Start of Materials provided
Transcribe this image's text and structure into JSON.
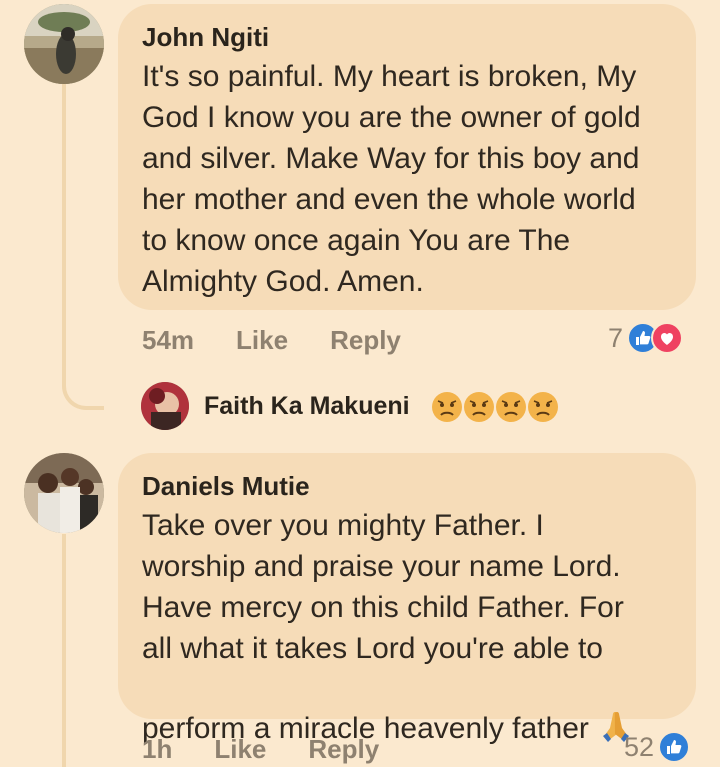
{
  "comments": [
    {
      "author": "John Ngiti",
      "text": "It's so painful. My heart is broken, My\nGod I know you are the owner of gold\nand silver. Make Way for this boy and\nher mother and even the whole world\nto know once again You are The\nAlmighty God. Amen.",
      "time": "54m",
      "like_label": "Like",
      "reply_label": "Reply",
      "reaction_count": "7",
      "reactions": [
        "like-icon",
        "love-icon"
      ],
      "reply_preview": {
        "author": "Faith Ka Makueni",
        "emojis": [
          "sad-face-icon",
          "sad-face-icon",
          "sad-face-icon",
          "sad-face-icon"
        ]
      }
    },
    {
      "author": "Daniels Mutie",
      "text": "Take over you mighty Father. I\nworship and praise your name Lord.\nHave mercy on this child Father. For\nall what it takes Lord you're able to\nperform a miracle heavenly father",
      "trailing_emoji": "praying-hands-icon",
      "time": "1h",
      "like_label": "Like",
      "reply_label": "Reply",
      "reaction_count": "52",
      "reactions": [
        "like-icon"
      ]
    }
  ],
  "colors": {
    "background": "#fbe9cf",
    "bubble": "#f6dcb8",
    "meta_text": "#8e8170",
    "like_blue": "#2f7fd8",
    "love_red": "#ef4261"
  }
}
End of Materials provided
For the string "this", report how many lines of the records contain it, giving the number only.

* **Written solution**: 3